- Are there deliverability issues? Increasing your mailing frequency can lead to an increase in spam complaints and a blow to your email deliverability. Monitor your delivery rates for any dips and reach out to your email service provider if you have concerns.
Vary Promotions and Discounts
The inbox is a busy place during the holidays. Many shoppers will start to experience some email fatigue amidst the flurry of messages. If you have relied on one promotion, such as free shipping or 20 percent off everything, it may be time to switch up your promotional strategy and show your subscribers a new way to save.
A Bronto consumer holiday preference survey asked shoppers to share which promotions make them want to buy and which ones they simply hate. A few highlights that might help you get out of a promotional rut include:
- Most Popular Holiday Promo: Free Gift with Purchase (59 percent of online shoppers love them)
- Most Divisive Holiday Promo: Door busters (70 percent of marketers find them effective while 28 percent of holiday shoppers hate them.)
- Most Hated Holiday Promo: Limited Inventory (46 percent of holiday shoppers hate them.)
Shift the Segmentation
If your sales are in a slump and open and click rates are tanking, consider a more targeted approach to the subscriber segmentation strategy. Email frequency has probably increased, but the additional emails could be causing some subscribers to start ignoring your messages. Consider an engagement-based remailing strategy in which you exclude certain groups from some of the emails promoting one particular sale. For example, if you have planned a five-email weekend-long free shipping promotion, consider excluding those who purchase from the first message from some of the follow-up emails. Subscribers who ignore your first two emails could receive a targeted message with a clever subject line aimed at getting them to open. The reality is that there is no magical number of messages to send during the holidays, but trying to gauge when your subscribers have had enough will help decrease the potential for shopper frustration.
Listen to the Buzz
If your sales are suffering and you are still stumped, review your social sites for customer concerns that could be frustrating your shoppers. Reach out to your customer support team to see if they are hearing about issues on your site or in stores. Waiting until the season is over to address these issues could mean you end the year in the red.

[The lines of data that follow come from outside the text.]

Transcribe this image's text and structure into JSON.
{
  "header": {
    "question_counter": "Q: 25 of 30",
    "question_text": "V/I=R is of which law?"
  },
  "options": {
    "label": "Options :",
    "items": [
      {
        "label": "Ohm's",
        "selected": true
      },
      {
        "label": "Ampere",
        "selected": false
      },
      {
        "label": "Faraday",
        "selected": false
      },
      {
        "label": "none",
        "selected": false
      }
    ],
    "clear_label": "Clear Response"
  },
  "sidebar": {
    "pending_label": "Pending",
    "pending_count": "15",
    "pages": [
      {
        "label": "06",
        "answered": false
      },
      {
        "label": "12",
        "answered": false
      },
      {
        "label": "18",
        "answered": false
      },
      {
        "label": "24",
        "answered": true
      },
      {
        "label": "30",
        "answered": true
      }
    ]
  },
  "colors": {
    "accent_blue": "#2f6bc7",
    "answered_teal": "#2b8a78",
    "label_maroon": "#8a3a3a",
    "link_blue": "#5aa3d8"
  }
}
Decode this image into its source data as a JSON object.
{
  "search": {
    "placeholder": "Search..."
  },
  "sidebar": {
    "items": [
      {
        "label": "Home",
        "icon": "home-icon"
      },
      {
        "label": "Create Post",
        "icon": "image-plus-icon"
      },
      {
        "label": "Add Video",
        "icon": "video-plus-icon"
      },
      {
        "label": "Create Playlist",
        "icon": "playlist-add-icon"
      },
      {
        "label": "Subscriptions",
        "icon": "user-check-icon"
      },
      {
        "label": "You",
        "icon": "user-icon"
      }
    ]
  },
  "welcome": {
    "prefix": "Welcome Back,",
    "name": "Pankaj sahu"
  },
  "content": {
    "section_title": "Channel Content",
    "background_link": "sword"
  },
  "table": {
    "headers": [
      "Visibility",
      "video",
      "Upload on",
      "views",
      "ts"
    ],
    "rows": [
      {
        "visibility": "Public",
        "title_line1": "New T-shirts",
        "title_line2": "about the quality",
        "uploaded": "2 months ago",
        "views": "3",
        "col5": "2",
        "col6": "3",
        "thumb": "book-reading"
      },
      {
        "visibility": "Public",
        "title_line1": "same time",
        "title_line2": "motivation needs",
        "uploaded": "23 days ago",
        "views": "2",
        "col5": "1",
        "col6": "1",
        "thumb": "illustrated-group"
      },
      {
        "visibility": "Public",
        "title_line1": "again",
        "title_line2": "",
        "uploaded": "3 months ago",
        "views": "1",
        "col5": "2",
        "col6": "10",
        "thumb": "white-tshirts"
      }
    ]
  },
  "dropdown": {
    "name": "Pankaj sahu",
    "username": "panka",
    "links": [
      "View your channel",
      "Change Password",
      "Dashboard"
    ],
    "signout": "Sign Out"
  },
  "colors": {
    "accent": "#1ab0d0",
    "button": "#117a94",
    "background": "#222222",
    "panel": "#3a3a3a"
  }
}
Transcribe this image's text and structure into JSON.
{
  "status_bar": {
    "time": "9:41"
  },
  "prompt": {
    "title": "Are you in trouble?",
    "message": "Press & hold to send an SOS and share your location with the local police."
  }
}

The holidays are always unpredictable. Even the best-laid plans will encounter a few twists and turns, so be flexible and prepared to adjust your strategies. If these adjustments fail to revive your holiday performance, you and your team may be forced to make major decisions in a hurry. Should the time come to get your holidays back on track, consider some of these strategies as a starting point for these discussions.